Sole trader


The sole trader business structure involves the individual personally operating their business. 

The advantages of operating a business as a sole trader include:
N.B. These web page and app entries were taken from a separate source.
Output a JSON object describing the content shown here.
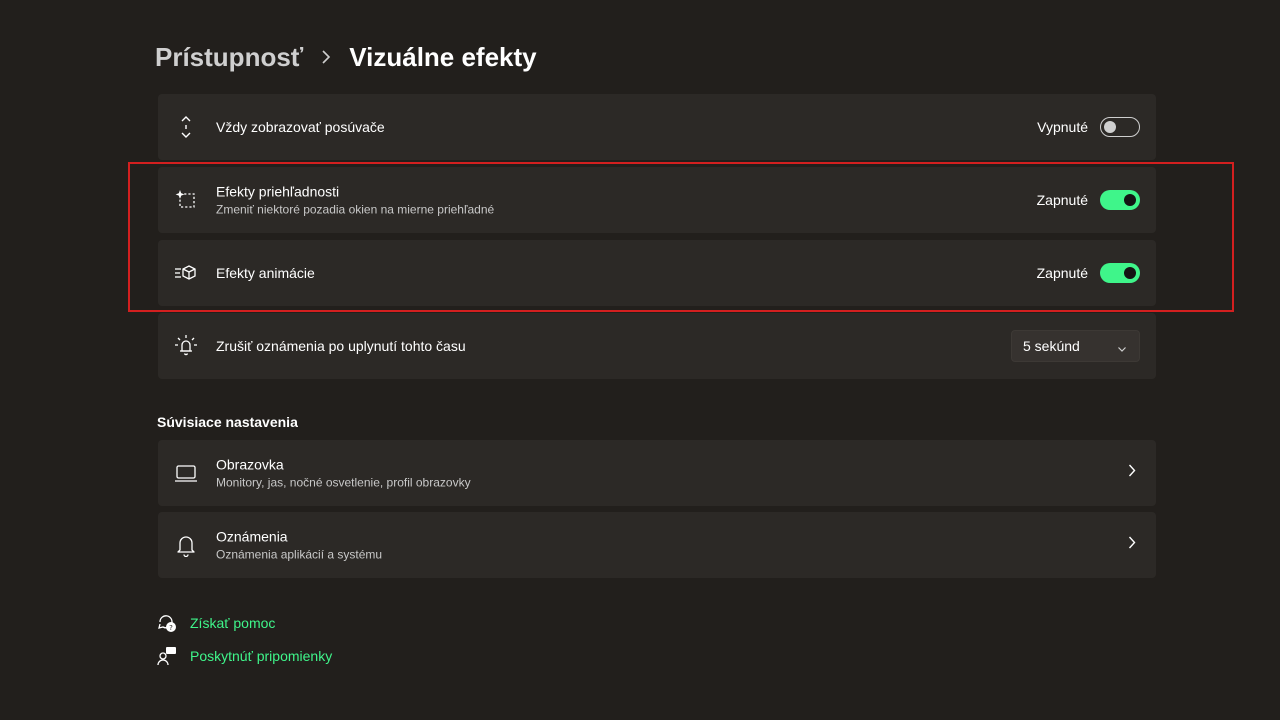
{
  "breadcrumb": {
    "parent": "Prístupnosť",
    "current": "Vizuálne efekty"
  },
  "settings": [
    {
      "title": "Vždy zobrazovať posúvače",
      "subtitle": "",
      "icon": "scrollbar-arrows-icon",
      "state_label": "Vypnuté",
      "toggle_on": false
    },
    {
      "title": "Efekty priehľadnosti",
      "subtitle": "Zmeniť niektoré pozadia okien na mierne priehľadné",
      "icon": "transparency-sparkle-icon",
      "state_label": "Zapnuté",
      "toggle_on": true
    },
    {
      "title": "Efekty animácie",
      "subtitle": "",
      "icon": "animation-cube-icon",
      "state_label": "Zapnuté",
      "toggle_on": true
    },
    {
      "title": "Zrušiť oznámenia po uplynutí tohto času",
      "subtitle": "",
      "icon": "notification-timer-icon",
      "dropdown_value": "5 sekúnd"
    }
  ],
  "related": {
    "heading": "Súvisiace nastavenia",
    "items": [
      {
        "title": "Obrazovka",
        "subtitle": "Monitory, jas, nočné osvetlenie, profil obrazovky",
        "icon": "laptop-display-icon"
      },
      {
        "title": "Oznámenia",
        "subtitle": "Oznámenia aplikácií a systému",
        "icon": "bell-icon"
      }
    ]
  },
  "links": [
    {
      "label": "Získať pomoc",
      "icon": "help-chat-icon"
    },
    {
      "label": "Poskytnúť pripomienky",
      "icon": "feedback-person-icon"
    }
  ],
  "colors": {
    "accent": "#3ff58a",
    "background": "#221f1c",
    "card": "#2c2926",
    "highlight_box": "#d31f1f"
  }
}
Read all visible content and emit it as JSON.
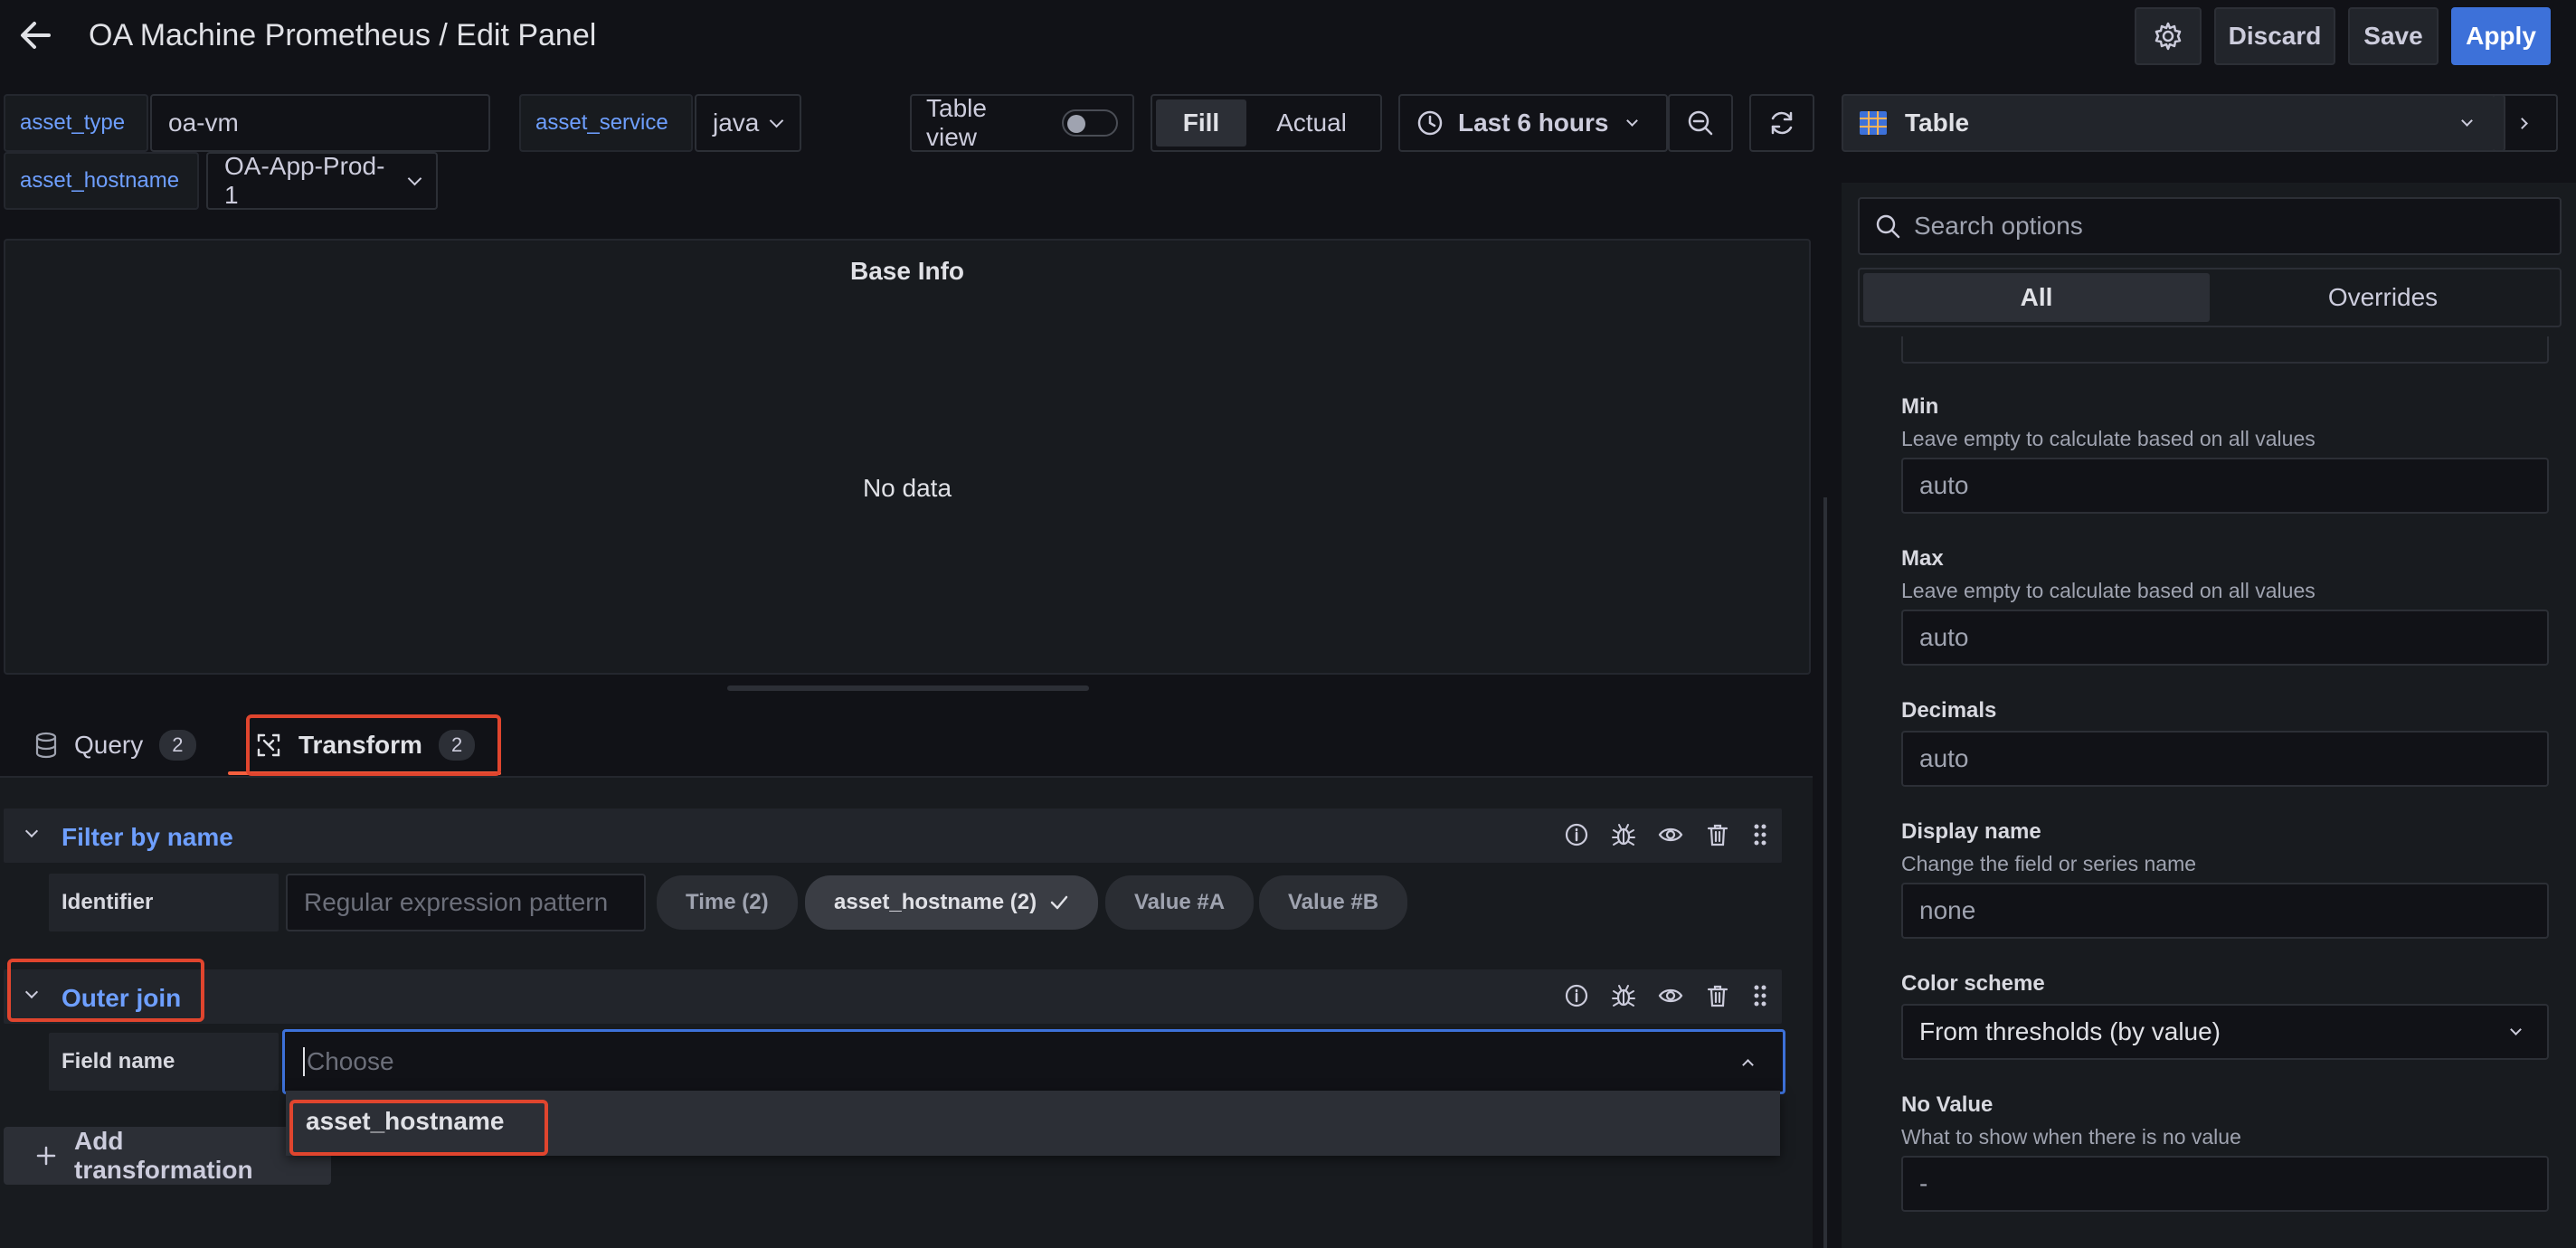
{
  "header": {
    "title": "OA Machine Prometheus / Edit Panel",
    "discard_label": "Discard",
    "save_label": "Save",
    "apply_label": "Apply"
  },
  "variables": [
    {
      "label": "asset_type",
      "value": "oa-vm"
    },
    {
      "label": "asset_service",
      "value": "java"
    },
    {
      "label": "asset_hostname",
      "value": "OA-App-Prod-1"
    }
  ],
  "toolbar": {
    "table_view_label": "Table view",
    "table_view_on": false,
    "fill_label": "Fill",
    "actual_label": "Actual",
    "time_range": "Last 6 hours"
  },
  "panel": {
    "title": "Base Info",
    "empty_message": "No data"
  },
  "tabs": [
    {
      "label": "Query",
      "count": "2"
    },
    {
      "label": "Transform",
      "count": "2"
    }
  ],
  "transformations": {
    "filter": {
      "title": "Filter by name",
      "identifier_label": "Identifier",
      "regex_placeholder": "Regular expression pattern",
      "fields": [
        "Time (2)",
        "asset_hostname (2)",
        "Value #A",
        "Value #B"
      ],
      "selected_field": "asset_hostname (2)"
    },
    "outer_join": {
      "title": "Outer join",
      "field_name_label": "Field name",
      "placeholder": "Choose",
      "dropdown_options": [
        "asset_hostname"
      ]
    },
    "add_label": "Add transformation"
  },
  "options_pane": {
    "visualization": "Table",
    "search_placeholder": "Search options",
    "tab_all": "All",
    "tab_overrides": "Overrides",
    "min_label": "Min",
    "min_desc": "Leave empty to calculate based on all values",
    "min_value": "auto",
    "max_label": "Max",
    "max_desc": "Leave empty to calculate based on all values",
    "max_value": "auto",
    "decimals_label": "Decimals",
    "decimals_value": "auto",
    "display_name_label": "Display name",
    "display_name_desc": "Change the field or series name",
    "display_name_value": "none",
    "color_scheme_label": "Color scheme",
    "color_scheme_value": "From thresholds (by value)",
    "no_value_label": "No Value",
    "no_value_desc": "What to show when there is no value",
    "no_value_value": "-"
  },
  "colors": {
    "background": "#111217",
    "accent_blue": "#3d71d9",
    "label_blue": "#6e9fff",
    "highlight_red": "#e0452e"
  }
}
  • Simple and easy for clients to understand.
  • Cheap to establish and dismantle (basically just need a business name, ABN, GST registration and business bank account).
  • No extra tax return required to be prepared and lodged (just the standard I form with the business schedule completed).
  • Saves tax if the business profits are low. Companies are taxed 27.5% on each dollar of taxable income whilst a sole trader can earn $18,200 before starting to pay any tax.
  • Can be the ideal structure for new start-up businesses that are being trailed and may, or may not, have a long-term future.
  • Subject to the non-commercial loss provisions with respect to business losses, individuals can apply the tax losses against their other income. Loss making start-up businesses are often supported by the individual’s employment income until the business becomes viable. The cash inflow from getting PAYG withholding tax refunded by the ATO helps finance the business losses.
  • Easy to access the small business CGT concessions.
  • Minimal paperwork and government regulation. In contrast, companies are subject to the Corporations Act.

The disadvantages of the sole trader structure are:

  • No asset protection - individuals are personally liable for all business debts and legal claims. The individuals private assets (including their home) is at risk.
  • Highly profitable businesses will result in tax being paid at the total marginal rate of 48.5% (versus 27.5% for a company).
  • No income splitting with spouse or children (unless employed).